I'm not sure how much I buy the "NZF was the problem" narrative. Prior to the 2017 election, it was the Labour Party that pledged to cut residency numbers. It was a Labour-led government with a Labour Immigration Minister that enacted the NZRP to effect that reduction. It was INZ under the Labour Immigration Minister that chose to carry out that reduction by reducing the number of COs without reducing the number of ITAs (which lead directly to the backlog). It was a Labour-led government that stopped selections in April under the smokescreen of Covid (without ever once explaining how this had anything to do with the onshore EOIs), putting the next batch of would-be residents in the lurch while they attempted to clean up the mess they themselves created. And it is a pure-Labour interim government behind this new delay, which “allows INZ to focus on processing applications from people who are in New Zealand or those eligible to travel here” with zero acknowledgement of those onshore waiting in the EOI pool. WTR applications alone will continue to keep the queue at its current lengths without a drastic increase in the NZRP, which given the current geopolitical climate seems unlikely. So… no more SMC selections ever?
I’m angry that there seems to be no admission on their part of the harm they are causing due to their own past and current mismanagement and what feels like a complete lack of foresight. Including this most recent declaration.

Replies to this comment

Oct. 20, 2020, 8:55 a.m. by Iain
I'm clearly no apologist for the Government or Labour Party but it was in fact he National Party that enacted the first round of cuts to SMC numbers before the Labour led government was voted in in 2017. It was the Nats that continued to issue invitations in numbers that exceeded their own quotas/targets. When Labour/NZ First/Greens got in they cut further but did not reduce the flow of applications into the system either, thus compounding the problem. So in my mind they are all culpable. Don't underestimate the role NZ First played in all of this over the past three years. Their leader boasted about it in public. Of course the Labour Party could have 'grown a pair' and made fixing the problem a make or break issue with NZ First but they were never going to prioritise you over staying in power... I do think though with NZ First gone there is light at the end of this tunnel for all the reasons I have written about recently.
Reply to this comment

Make a comment on this post










 

It's just a thought...

Attend a

FREE SEMINAR

Attend a seminar as a starting point to learn more about the lifestyle of each country, their general migration process and a broad overview of Visa categories.

Register here

Do I stand a chance?

Complete a

FREE PRELIMINARY EVALUATION

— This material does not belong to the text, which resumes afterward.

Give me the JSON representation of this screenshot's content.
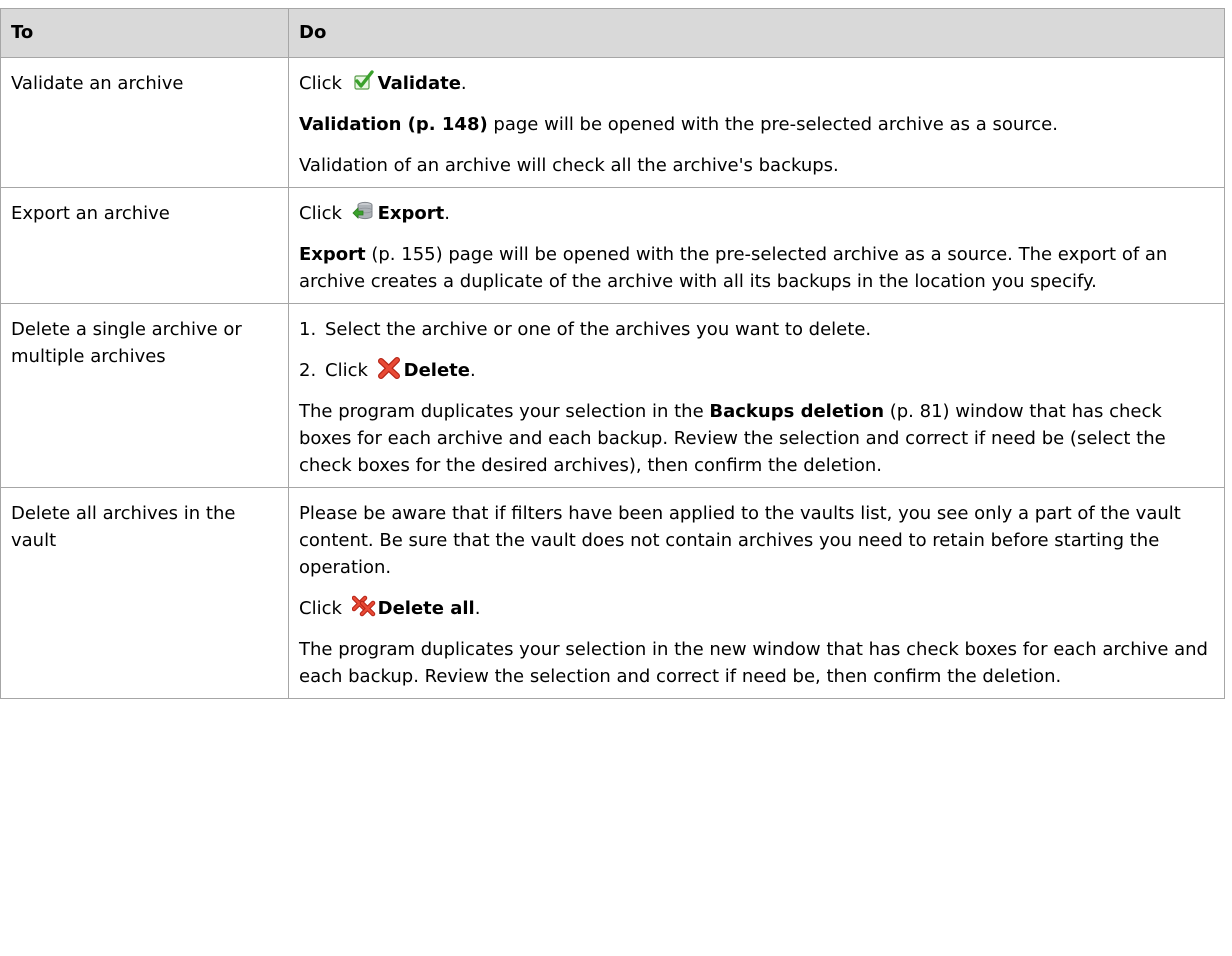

Have a preliminary evaluation to establish which Visa category may suit you and whether it’s worth your while ordering a comprehensive Full Assessment.

Free Preliminary Evaluation

I'm ready to talk strategy

Complete a

FULL ASSESSMENT

Let us develop your detailed strategy, timeline and pricing structure in-person or on Skype. Naturally, a small cost applies for this full and comprehensive assessment.

Full Assessment

No SMC pool draw for six months
STAY CONNECTED

Join over 35,000 people who subscribe to our weekly newsletters for up to date migration, lifestyle and light-hearted updates

CONTACT US
Auckland, New Zealand

Level 2, 55-57 High Street, Auckland, New Zealand

+64 9 359 9319 | Contact Form

Melbourne, Australia

Level 2, 517 Flinders Lane, Melbourne, Australia

+61 3 9628 2555 | Contact Form

LICENSING
New Zealand

All of our advisers are individually licensed by the Immigration Advisers Authority (IAA)

Click here for details

Australia

All of our advisers are individually licensed by the Migration Agents Registration Authority (MARA)

Click here for details